PALM HARBOR, Fla. -- The Copperhead Course at Innisbrook Resort has always been a favorite among PGA Tour pros who play in the Valspar Championship. So when the 1972 Larry Packard design got a facelift in the summer of 2015, Innisbrook officials were understandably curious as to what the Tour players would think of the course now.
They'll find out soon enough, when the PGA Tour rolls into town March 7-13.
There shouldn't be too much mystery, though. After all, it's a restoration not a renovation; so save a few bunker changes, Packard's design remains intact.
"How do you make a golf course that PGA Tour players, members and returning guests love better?" Innisbrook Director of Golf Bobby Barns asked rhetorically. "You don't. You take a 45-year-old course, and you can make it brand new."
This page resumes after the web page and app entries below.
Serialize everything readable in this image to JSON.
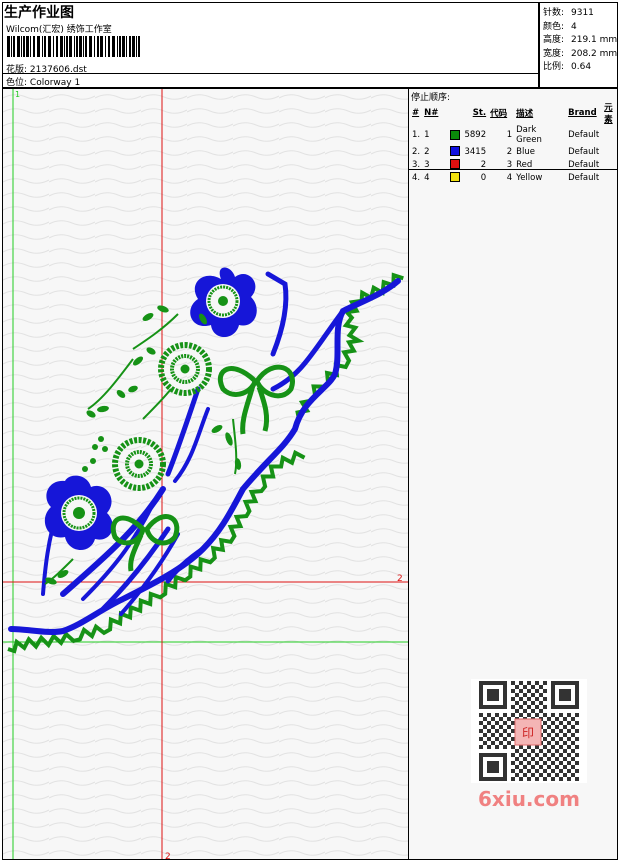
{
  "header": {
    "title": "生产作业图",
    "company": "Wilcom(汇宏) 绣饰工作室",
    "design_label": "花版:",
    "design_file": "2137606.dst",
    "color_label": "色位:",
    "colorway": "Colorway 1"
  },
  "stats": [
    {
      "label": "针数:",
      "value": "9311"
    },
    {
      "label": "颜色:",
      "value": "4"
    },
    {
      "label": "高度:",
      "value": "219.1 mm"
    },
    {
      "label": "宽度:",
      "value": "208.2 mm"
    },
    {
      "label": "比例:",
      "value": "0.64"
    }
  ],
  "guides": {
    "left_marker": "1",
    "horizontal_marker": "2",
    "vertical_marker": "2"
  },
  "stop_sequence": {
    "title": "停止顺序:",
    "columns": [
      "#",
      "N#",
      "St.",
      "代码",
      "描述",
      "Brand",
      "元素"
    ],
    "rows": [
      {
        "num": "1.",
        "n": "1",
        "color": "#0a8a0a",
        "st": "5892",
        "code": "1",
        "desc": "Dark Green",
        "brand": "Default"
      },
      {
        "num": "2.",
        "n": "2",
        "color": "#1010e0",
        "st": "3415",
        "code": "2",
        "desc": "Blue",
        "brand": "Default"
      },
      {
        "num": "3.",
        "n": "3",
        "color": "#e01010",
        "st": "2",
        "code": "3",
        "desc": "Red",
        "brand": "Default"
      },
      {
        "num": "4.",
        "n": "4",
        "color": "#f0e010",
        "st": "0",
        "code": "4",
        "desc": "Yellow",
        "brand": "Default"
      }
    ]
  },
  "colors": {
    "green": "#169216",
    "blue": "#1616d8",
    "guide_red": "#dd1111",
    "guide_green": "#22cc22"
  },
  "watermark": {
    "text": "6xiu.com",
    "seal": "印"
  }
}
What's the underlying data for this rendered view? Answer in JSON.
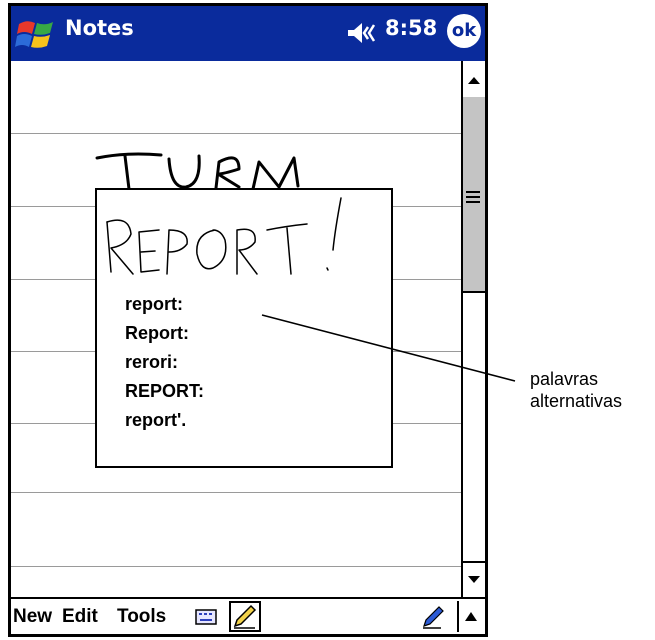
{
  "title_bar": {
    "app_name": "Notes",
    "clock": "8:58",
    "ok_label": "ok",
    "start_icon": "windows-start-flag-icon",
    "volume_icon": "speaker-volume-icon"
  },
  "note": {
    "handwriting": "TURN",
    "ruled_lines": 9
  },
  "recognition_popup": {
    "ink_sample": "REPORT!",
    "alternatives": [
      "report:",
      "Report:",
      "rerori:",
      "REPORT:",
      "report'."
    ]
  },
  "menu_bar": {
    "new_label": "New",
    "edit_label": "Edit",
    "tools_label": "Tools",
    "keyboard_icon": "keyboard-icon",
    "pen_icon": "pen-icon",
    "input_arrow_icon": "arrow-up-icon"
  },
  "callout": {
    "line1": "palavras",
    "line2": "alternativas"
  },
  "colors": {
    "title_bar": "#0a2b9c",
    "scroll_thumb": "#c4c4c4",
    "ruled_line": "#9a9a9a"
  }
}
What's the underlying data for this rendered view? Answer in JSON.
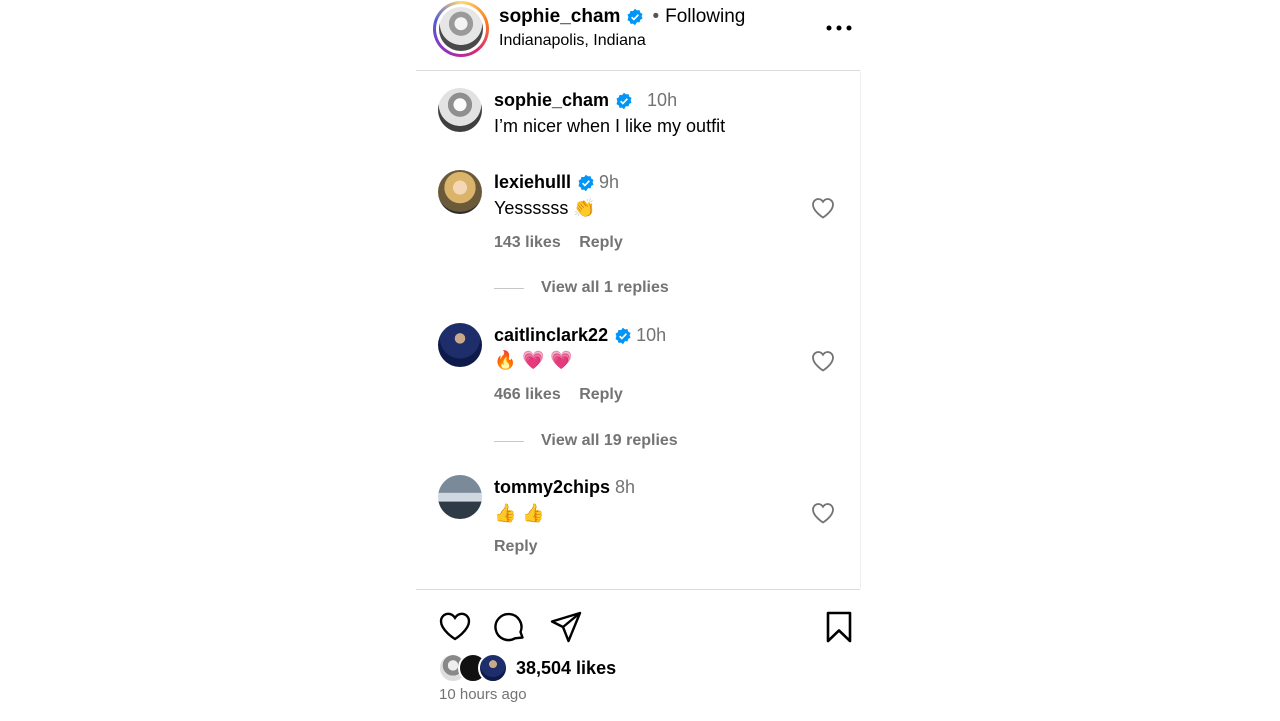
{
  "post": {
    "author": "sophie_cham",
    "follow_status": "Following",
    "separator": "•",
    "location": "Indianapolis, Indiana"
  },
  "caption": {
    "username": "sophie_cham",
    "time": "10h",
    "text": "I’m nicer when I like my outfit"
  },
  "comments": [
    {
      "username": "lexiehulll",
      "verified": true,
      "time": "9h",
      "text": "Yessssss",
      "emoji": "👏",
      "likes": "143 likes",
      "reply_label": "Reply",
      "view_replies": "View all 1 replies"
    },
    {
      "username": "caitlinclark22",
      "verified": true,
      "time": "10h",
      "text": "",
      "emoji": "🔥 💗 💗",
      "likes": "466 likes",
      "reply_label": "Reply",
      "view_replies": "View all 19 replies"
    },
    {
      "username": "tommy2chips",
      "verified": false,
      "time": "8h",
      "text": "",
      "emoji": "👍 👍",
      "likes": "",
      "reply_label": "Reply",
      "view_replies": ""
    }
  ],
  "footer": {
    "likes": "38,504 likes",
    "time_ago": "10 hours ago"
  },
  "colors": {
    "verified": "#0095f6",
    "muted": "#737373",
    "border": "#dbdbdb"
  },
  "icons": [
    "more-icon",
    "verified-icon",
    "heart-icon",
    "comment-icon",
    "share-icon",
    "bookmark-icon"
  ]
}
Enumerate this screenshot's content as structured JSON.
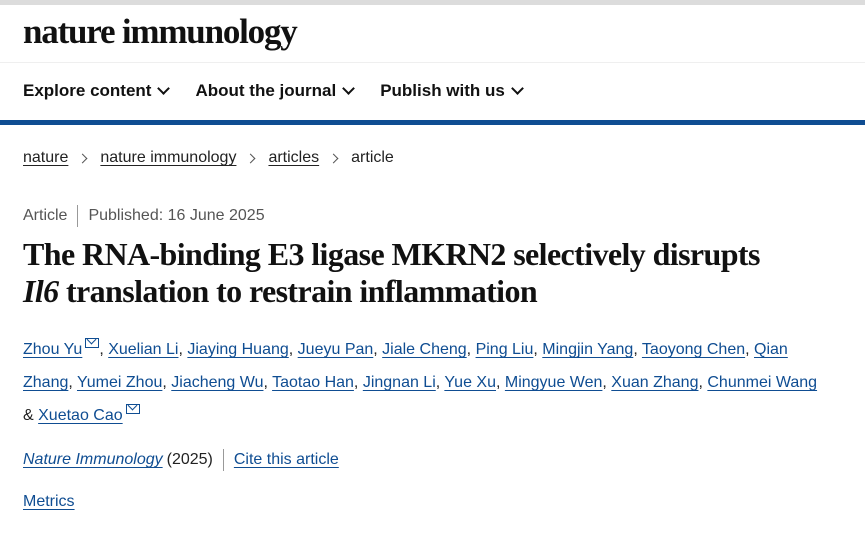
{
  "header": {
    "brand": "nature immunology"
  },
  "nav": {
    "items": [
      {
        "label": "Explore content"
      },
      {
        "label": "About the journal"
      },
      {
        "label": "Publish with us"
      }
    ]
  },
  "breadcrumb": {
    "items": [
      "nature",
      "nature immunology",
      "articles"
    ],
    "current": "article"
  },
  "article": {
    "type": "Article",
    "published": "Published: 16 June 2025",
    "title_part1": "The RNA-binding E3 ligase MKRN2 selectively disrupts",
    "title_italic": "Il6",
    "title_part2": "translation to restrain inflammation",
    "authors": [
      "Zhou Yu",
      "Xuelian Li",
      "Jiaying Huang",
      "Jueyu Pan",
      "Jiale Cheng",
      "Ping Liu",
      "Mingjin Yang",
      "Taoyong Chen",
      "Qian Zhang",
      "Yumei Zhou",
      "Jiacheng Wu",
      "Taotao Han",
      "Jingnan Li",
      "Yue Xu",
      "Mingyue Wen",
      "Xuan Zhang",
      "Chunmei Wang",
      "Xuetao Cao"
    ],
    "author_sep": ", ",
    "author_last_sep": " & ",
    "journal": "Nature Immunology",
    "year": "(2025)",
    "cite_label": "Cite this article",
    "metrics_label": "Metrics"
  },
  "colors": {
    "accent": "#0f4d92",
    "text": "#222222"
  },
  "icons": {
    "nav_chevron": "chevron-down-icon",
    "breadcrumb_sep": "chevron-right-icon",
    "corresponding": "mail-icon"
  }
}
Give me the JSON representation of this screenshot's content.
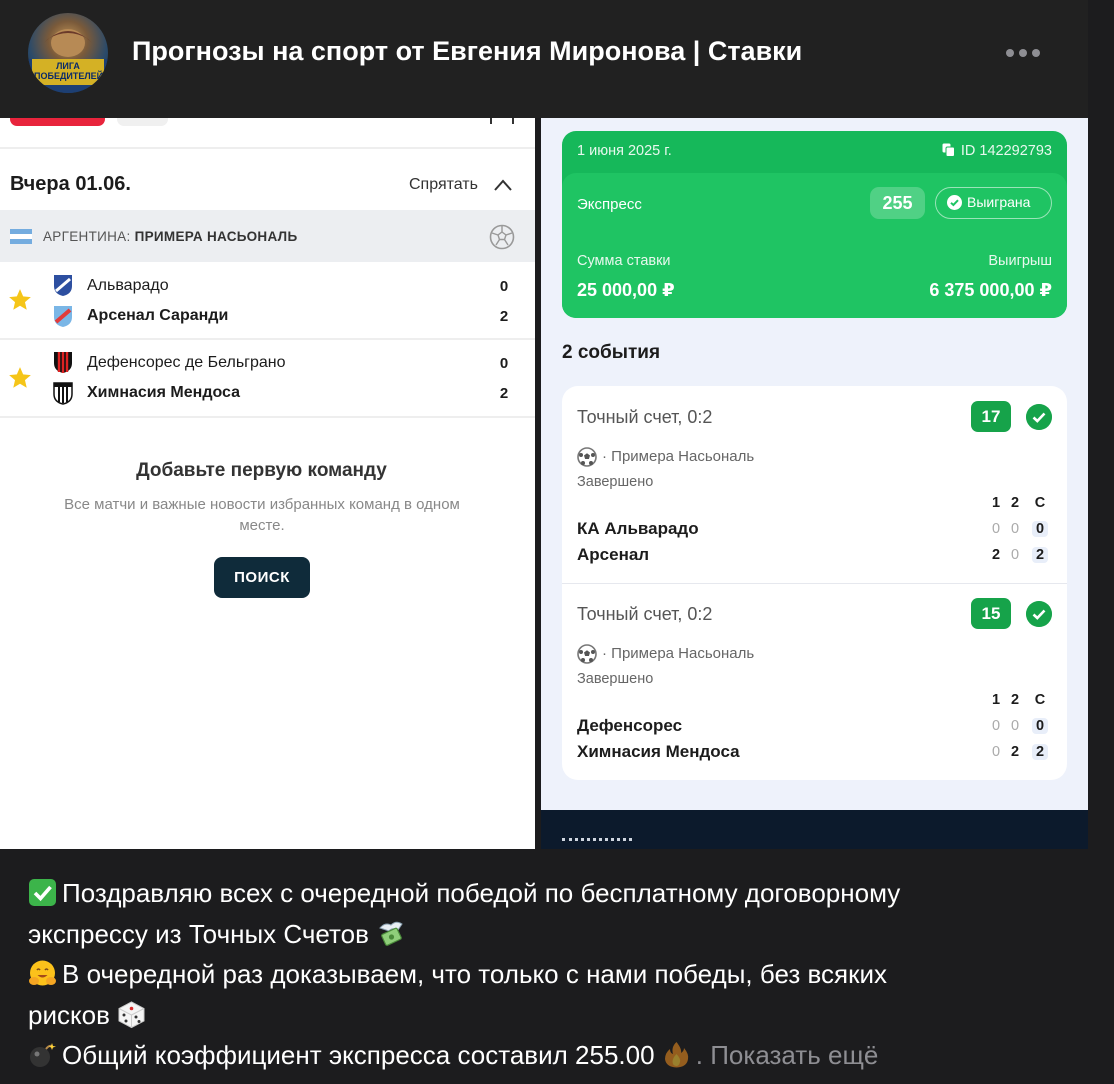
{
  "header": {
    "channel_title": "Прогнозы на спорт от Евгения Миронова | Ставки",
    "avatar_text": "ЛИГА ПОБЕДИТЕЛЕЙ"
  },
  "left_app": {
    "date_label": "Вчера 01.06.",
    "hide_label": "Спрятать",
    "league_country": "АРГЕНТИНА:",
    "league_name": "ПРИМЕРА НАСЬОНАЛЬ",
    "matches": [
      {
        "home": "Альварадо",
        "away": "Арсенал Саранди",
        "home_score": "0",
        "away_score": "2"
      },
      {
        "home": "Дефенсорес де Бельграно",
        "away": "Химнасия Мендоса",
        "home_score": "0",
        "away_score": "2"
      }
    ],
    "empty_title": "Добавьте первую команду",
    "empty_desc": "Все матчи и важные новости избранных команд в одном месте.",
    "search_label": "ПОИСК"
  },
  "right_app": {
    "ticket": {
      "date": "1 июня 2025 г.",
      "id": "ID 142292793",
      "type": "Экспресс",
      "coef": "255",
      "status": "Выиграна",
      "stake_label": "Сумма ставки",
      "stake_value": "25 000,00 ₽",
      "win_label": "Выигрыш",
      "win_value": "6 375 000,00 ₽"
    },
    "events_title": "2 события",
    "events": [
      {
        "market": "Точный счет, 0:2",
        "coef": "17",
        "league": "· Примера Насьональ",
        "status": "Завершено",
        "cols": [
          "1",
          "2",
          "С"
        ],
        "team1": "КА Альварадо",
        "team1_scores": [
          "0",
          "0",
          "0"
        ],
        "team2": "Арсенал",
        "team2_scores": [
          "2",
          "0",
          "2"
        ]
      },
      {
        "market": "Точный счет, 0:2",
        "coef": "15",
        "league": "· Примера Насьональ",
        "status": "Завершено",
        "cols": [
          "1",
          "2",
          "С"
        ],
        "team1": "Дефенсорес",
        "team1_scores": [
          "0",
          "0",
          "0"
        ],
        "team2": "Химнасия Мендоса",
        "team2_scores": [
          "0",
          "2",
          "2"
        ]
      }
    ]
  },
  "message": {
    "line1": "Поздравляю всех с очередной победой по бесплатному договорному",
    "line2": "экспрессу из Точных Счетов",
    "line3": "В очередной раз доказываем, что только с нами победы, без всяких",
    "line4": "рисков",
    "line5": "Общий коэффициент экспресса составил 255.00",
    "show_more": ". Показать ещё",
    "emojis": [
      "check-mark-emoji",
      "money-with-wings-emoji",
      "hugging-face-emoji",
      "game-die-emoji",
      "bomb-emoji",
      "fire-emoji"
    ]
  },
  "colors": {
    "accent_green": "#1fc463",
    "badge_green": "#16a34a",
    "brand_red": "#e8243c",
    "dark_button": "#0f2b3a"
  }
}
Barnes said all the work was done in the infrastructure of the course, which included drainage and irrigation improvements, bunker work and restoring tee boxes and greens.
Barnes got his first glimpse, perhaps, of what the tour players' reactions might be during a recent media day for the Valspar Championship. Among those in attendance was former tour player and TV announcer Gary Koch.
"It was interesting driving the course with him on media day," Barnes said. "I was literally getting ready to point out a few things to him, and he pointed them out to me before I even got a chance. He was really happy with the course, and when you get somebody like that who gives you a thumbs up, it made us all feel really good."
Copperhead is one of the Salamander Resort's four layouts, all designed by Packard, who died last year at the age of 101. An architect of more than 600 courses, Packard lived at Innisbrook for more than 40 years, and the resort's steakhouse even bears his name. Innisbrook's three other Packard-designed courses -- the Island Course, North Course and South Course -- also provide championship alternatives for its members, groups and guests.
As part of the plan to faithfully restore the intent and characteristics of Packard's original design, Wadsworth Golf Construction Company -- which was the original course builder -- was engaged to oversee the project work. Each green was rebuilt to United States Golf Association specifications with TifEagle Bermuda grass, several were restored to their original size to allow for additional pin placements and new drainage systems were installed underneath the green complexes.
Fairways were replaced with Celebration Bermuda grass to yield a more consistent hitting surface, and a number of viewing areas around the greens were modified to allow for larger tournament galleries in the future.
The restorative project also included the reshaping and rebuilding of Copperhead's bunkers, plus the addition of a set of staircase traps on the uphill 18th hole. At the practice facility, an additional tier was added to the driving range, and a new practice green was added for chipping, pitching and bunker shots.
"We are excited about the impact of the design enhancements and agronomic improvements, which undoubtedly will further solidify the Copperhead Course's reputation as a favorite among our players," said Andy Pazder, COO for the PGA Tour. "While the integrity of the original green designs has been maintained -- and, in some instances, actually restored -- work in and around a number of the greens has given us the flexibility of utilizing new hole locations, in conjunction with expanded areas or reduced severity of some slopes. Other key enhancements include repositioning fairway bunkers on some holes to more strategic locations and significantly improving the practice areas. Between Salamander's investment to make these improvements and the continued strong commitment by Valspar as title sponsor, the Valspar Championship is very well positioned for the future."
All tee boxes were rebuilt and laser-leveled, while several were expanded. Fifteen new forward tees were also added to enhance the experience for players of all skill levels. The length of the par-72 course for pros, however, remains 7,340 yards.
In the spirit of recent sustainability initiatives by the USGA and the PGA of America, the course's irrigation system was improved to include 500 new sprinkler heads and also save 11 million gallons of water per year -- enough to fill 1,100 Olympic-sized swimming pools.